_Directions for this task_
Write out the data exactly as given, dropping every picture.

Entries from a dataset of interfaces:
_ _ _ _
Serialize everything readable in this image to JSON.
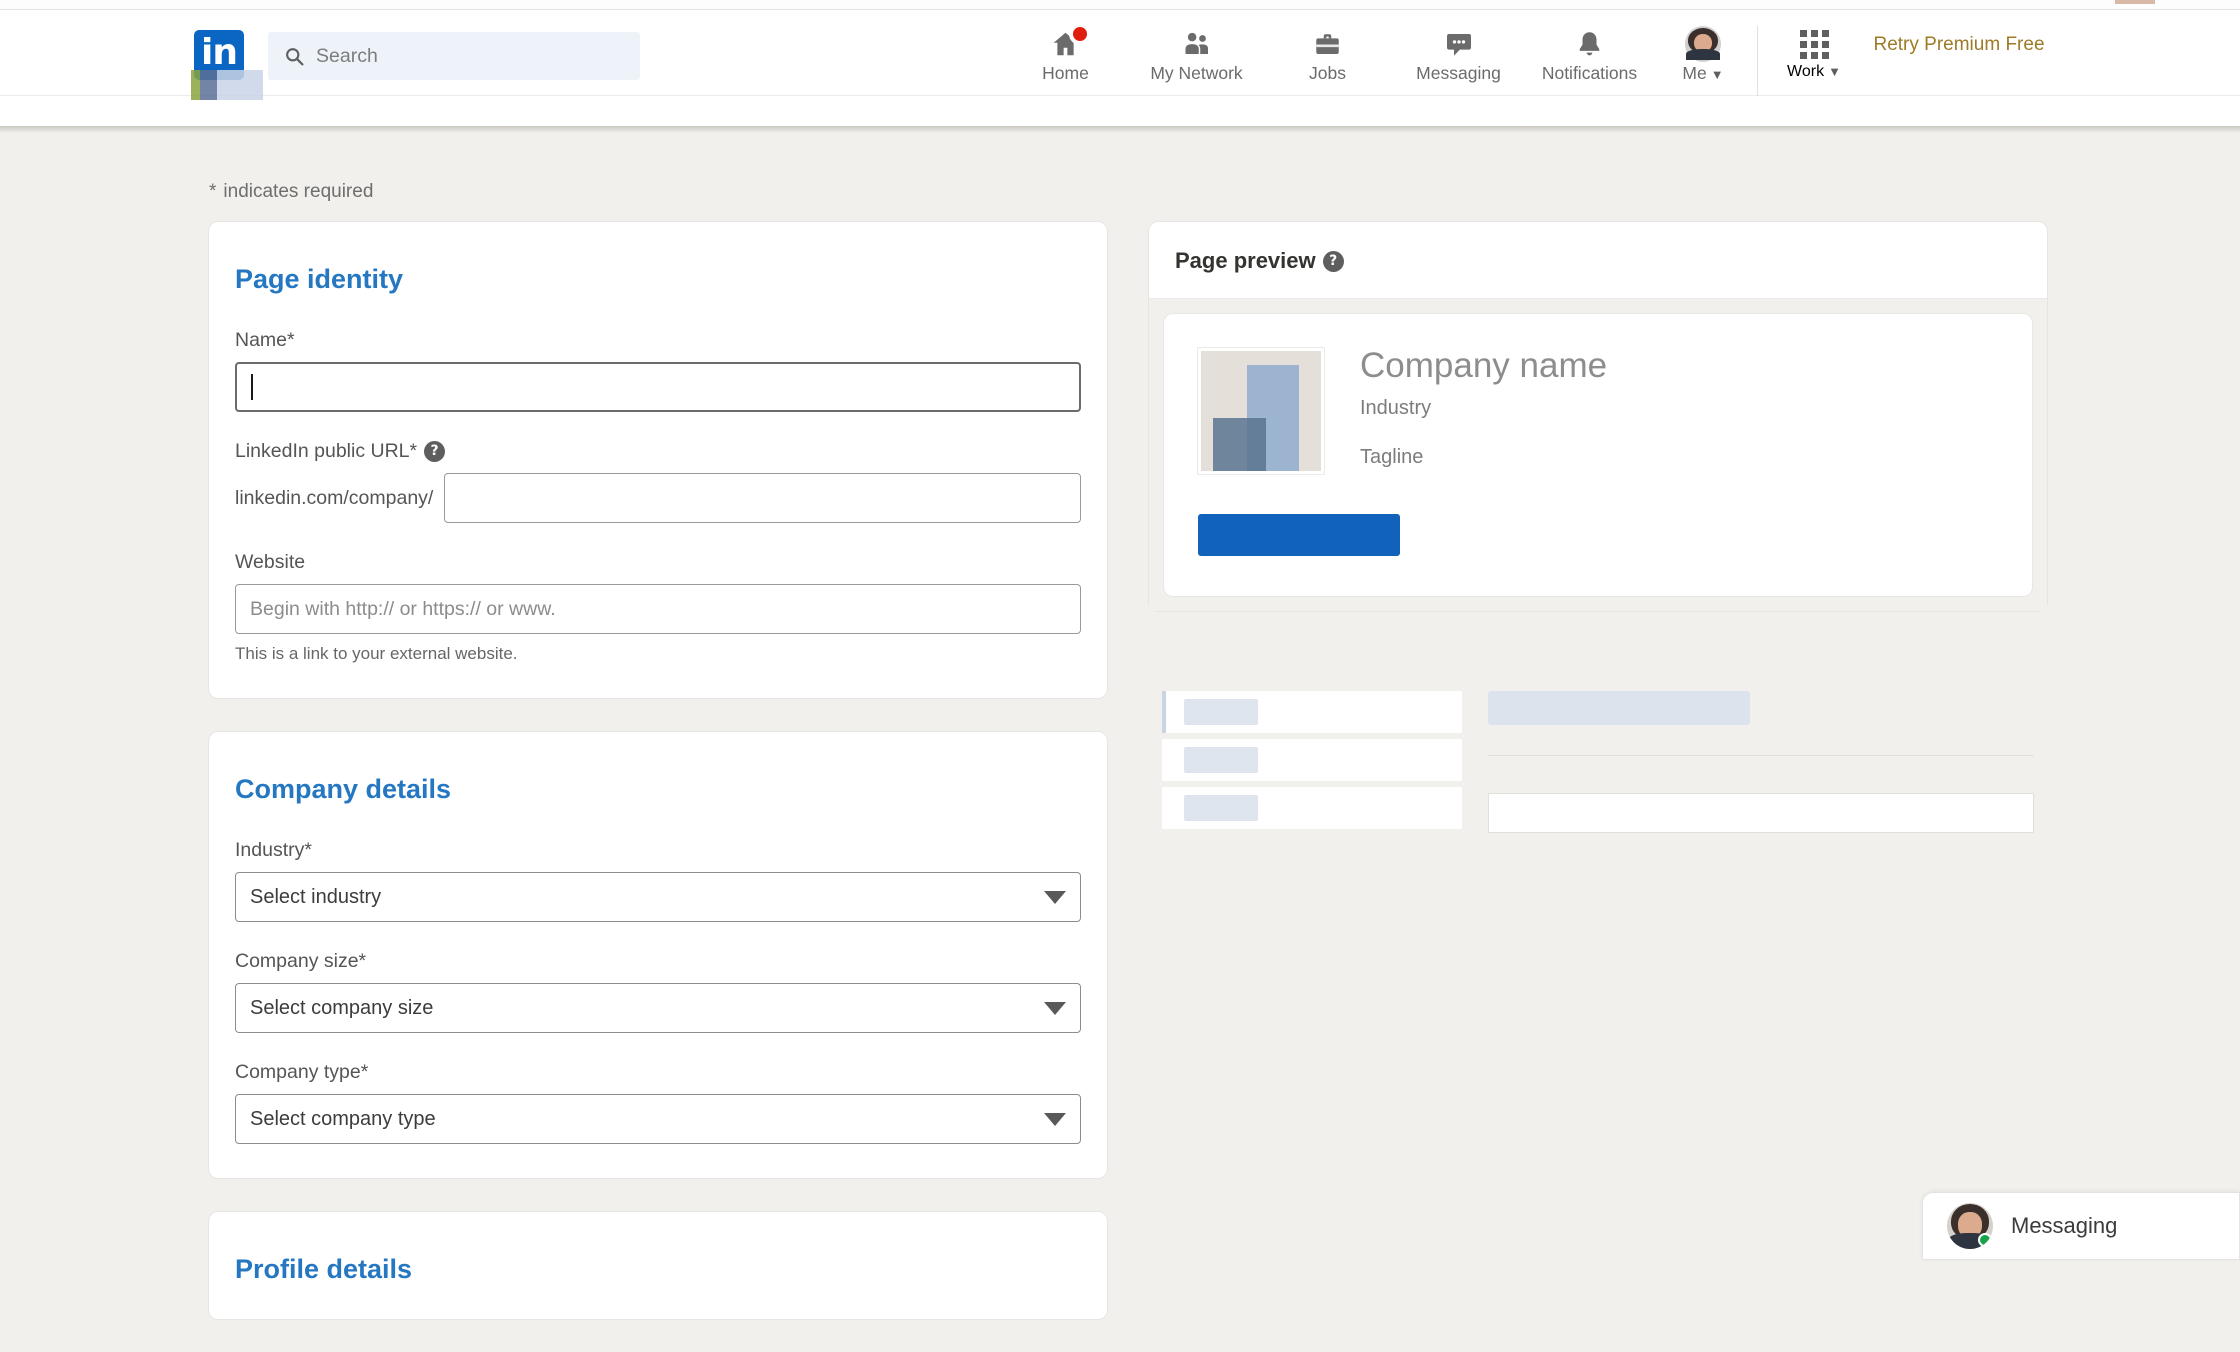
{
  "nav": {
    "logo_text": "in",
    "search": {
      "placeholder": "Search",
      "icon": "search-icon"
    },
    "items": [
      {
        "label": "Home",
        "icon": "home-icon",
        "badge": true
      },
      {
        "label": "My Network",
        "icon": "people-icon",
        "badge": false
      },
      {
        "label": "Jobs",
        "icon": "briefcase-icon",
        "badge": false
      },
      {
        "label": "Messaging",
        "icon": "chat-bubble-icon",
        "badge": false
      },
      {
        "label": "Notifications",
        "icon": "bell-icon",
        "badge": false
      }
    ],
    "me": {
      "label": "Me",
      "caret": "▼",
      "icon": "avatar"
    },
    "work": {
      "label": "Work",
      "caret": "▼",
      "icon": "grid-icon"
    },
    "premium": "Retry Premium Free"
  },
  "form": {
    "required_note": "indicates required",
    "required_star": "*",
    "page_identity": {
      "title": "Page identity",
      "name_label": "Name*",
      "name_value": "",
      "url_label": "LinkedIn public URL*",
      "url_prefix": "linkedin.com/company/",
      "url_value": "",
      "website_label": "Website",
      "website_placeholder": "Begin with http:// or https:// or www.",
      "website_hint": "This is a link to your external website."
    },
    "company_details": {
      "title": "Company details",
      "industry_label": "Industry*",
      "industry_value": "Select industry",
      "size_label": "Company size*",
      "size_value": "Select company size",
      "type_label": "Company type*",
      "type_value": "Select company type"
    },
    "profile_details": {
      "title": "Profile details"
    }
  },
  "preview": {
    "title": "Page preview",
    "help_icon": "question-mark-icon",
    "company_name": "Company name",
    "industry": "Industry",
    "tagline": "Tagline"
  },
  "messaging_widget": {
    "label": "Messaging"
  },
  "colors": {
    "brand_blue": "#0a66c2",
    "section_heading": "#2577c2",
    "cta_blue": "#1162ba",
    "premium_gold": "#9d7b26",
    "page_bg": "#f1f0ec",
    "notification_red": "#e01e0f",
    "online_green": "#16a34a"
  }
}
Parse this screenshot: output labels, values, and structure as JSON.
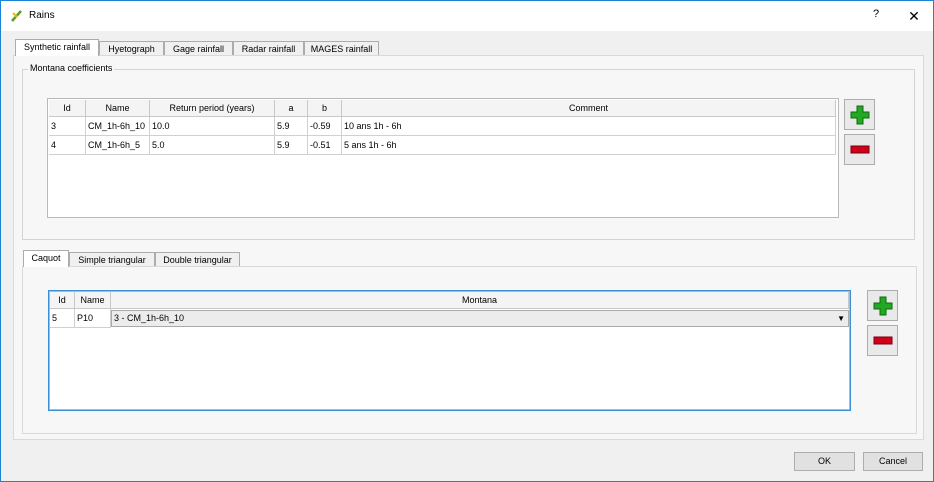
{
  "window": {
    "title": "Rains",
    "help": "?",
    "close": "✕"
  },
  "top_tabs": [
    "Synthetic rainfall",
    "Hyetograph",
    "Gage rainfall",
    "Radar rainfall",
    "MAGES rainfall"
  ],
  "montana": {
    "group_title": "Montana coefficients",
    "headers": [
      "Id",
      "Name",
      "Return period (years)",
      "a",
      "b",
      "Comment"
    ],
    "rows": [
      [
        "3",
        "CM_1h-6h_10",
        "10.0",
        "5.9",
        "-0.59",
        "10 ans 1h - 6h"
      ],
      [
        "4",
        "CM_1h-6h_5",
        "5.0",
        "5.9",
        "-0.51",
        "5 ans 1h - 6h"
      ]
    ]
  },
  "sub_tabs": [
    "Caquot",
    "Simple triangular",
    "Double triangular"
  ],
  "caquot": {
    "headers": [
      "Id",
      "Name",
      "Montana"
    ],
    "rows": [
      [
        "5",
        "P10",
        "3 - CM_1h-6h_10"
      ]
    ]
  },
  "icons": {
    "add": "plus-icon",
    "remove": "minus-icon",
    "app": "qgis-icon"
  },
  "colors": {
    "add": "#22a822",
    "remove": "#d0001a",
    "focus": "#3c8ed6"
  },
  "buttons": {
    "ok": "OK",
    "cancel": "Cancel"
  }
}
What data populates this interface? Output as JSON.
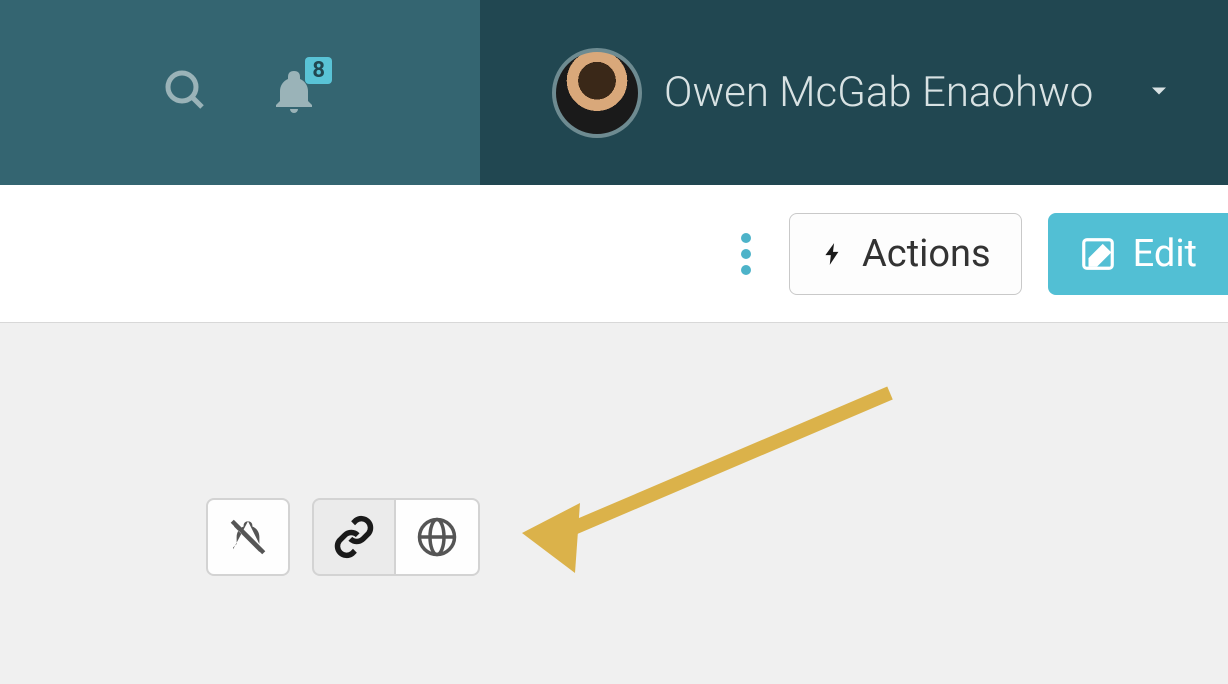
{
  "header": {
    "notification_count": "8",
    "user_name": "Owen McGab Enaohwo"
  },
  "toolbar": {
    "actions_label": "Actions",
    "edit_label": "Edit"
  },
  "icons": {
    "search": "search-icon",
    "bell": "bell-icon",
    "chevron": "chevron-down-icon",
    "kebab": "more-options-icon",
    "bolt": "lightning-icon",
    "edit": "pencil-square-icon",
    "mute": "bell-slash-icon",
    "link": "link-icon",
    "globe": "globe-icon"
  },
  "colors": {
    "header_left": "#346571",
    "header_right": "#214751",
    "accent": "#52bfd4",
    "arrow": "#dbb24a"
  }
}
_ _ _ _
_Result of the exercise_
Serialize everything readable in this image to JSON.
{
  "nav": {
    "logo_text": "in",
    "search": {
      "placeholder": "Search",
      "icon": "search-icon"
    },
    "items": [
      {
        "label": "Home",
        "icon": "home-icon",
        "badge": true
      },
      {
        "label": "My Network",
        "icon": "people-icon",
        "badge": false
      },
      {
        "label": "Jobs",
        "icon": "briefcase-icon",
        "badge": false
      },
      {
        "label": "Messaging",
        "icon": "chat-bubble-icon",
        "badge": false
      },
      {
        "label": "Notifications",
        "icon": "bell-icon",
        "badge": false
      }
    ],
    "me": {
      "label": "Me",
      "caret": "▼",
      "icon": "avatar"
    },
    "work": {
      "label": "Work",
      "caret": "▼",
      "icon": "grid-icon"
    },
    "premium": "Retry Premium Free"
  },
  "form": {
    "required_note": "indicates required",
    "required_star": "*",
    "page_identity": {
      "title": "Page identity",
      "name_label": "Name*",
      "name_value": "",
      "url_label": "LinkedIn public URL*",
      "url_prefix": "linkedin.com/company/",
      "url_value": "",
      "website_label": "Website",
      "website_placeholder": "Begin with http:// or https:// or www.",
      "website_hint": "This is a link to your external website."
    },
    "company_details": {
      "title": "Company details",
      "industry_label": "Industry*",
      "industry_value": "Select industry",
      "size_label": "Company size*",
      "size_value": "Select company size",
      "type_label": "Company type*",
      "type_value": "Select company type"
    },
    "profile_details": {
      "title": "Profile details"
    }
  },
  "preview": {
    "title": "Page preview",
    "help_icon": "question-mark-icon",
    "company_name": "Company name",
    "industry": "Industry",
    "tagline": "Tagline"
  },
  "messaging_widget": {
    "label": "Messaging"
  },
  "colors": {
    "brand_blue": "#0a66c2",
    "section_heading": "#2577c2",
    "cta_blue": "#1162ba",
    "premium_gold": "#9d7b26",
    "page_bg": "#f1f0ec",
    "notification_red": "#e01e0f",
    "online_green": "#16a34a"
  }
}
Parse this screenshot: output labels, values, and structure as JSON.
{
  "window": {
    "title": "Rains",
    "help": "?",
    "close": "✕"
  },
  "top_tabs": [
    "Synthetic rainfall",
    "Hyetograph",
    "Gage rainfall",
    "Radar rainfall",
    "MAGES rainfall"
  ],
  "montana": {
    "group_title": "Montana coefficients",
    "headers": [
      "Id",
      "Name",
      "Return period (years)",
      "a",
      "b",
      "Comment"
    ],
    "rows": [
      [
        "3",
        "CM_1h-6h_10",
        "10.0",
        "5.9",
        "-0.59",
        "10 ans 1h - 6h"
      ],
      [
        "4",
        "CM_1h-6h_5",
        "5.0",
        "5.9",
        "-0.51",
        "5 ans 1h - 6h"
      ]
    ]
  },
  "sub_tabs": [
    "Caquot",
    "Simple triangular",
    "Double triangular"
  ],
  "caquot": {
    "headers": [
      "Id",
      "Name",
      "Montana"
    ],
    "rows": [
      [
        "5",
        "P10",
        "3 - CM_1h-6h_10"
      ]
    ]
  },
  "icons": {
    "add": "plus-icon",
    "remove": "minus-icon",
    "app": "qgis-icon"
  },
  "colors": {
    "add": "#22a822",
    "remove": "#d0001a",
    "focus": "#3c8ed6"
  },
  "buttons": {
    "ok": "OK",
    "cancel": "Cancel"
  }
}
What data populates this interface? Output as JSON.
{
  "header": {
    "notification_count": "8",
    "user_name": "Owen McGab Enaohwo"
  },
  "toolbar": {
    "actions_label": "Actions",
    "edit_label": "Edit"
  },
  "icons": {
    "search": "search-icon",
    "bell": "bell-icon",
    "chevron": "chevron-down-icon",
    "kebab": "more-options-icon",
    "bolt": "lightning-icon",
    "edit": "pencil-square-icon",
    "mute": "bell-slash-icon",
    "link": "link-icon",
    "globe": "globe-icon"
  },
  "colors": {
    "header_left": "#346571",
    "header_right": "#214751",
    "accent": "#52bfd4",
    "arrow": "#dbb24a"
  }
}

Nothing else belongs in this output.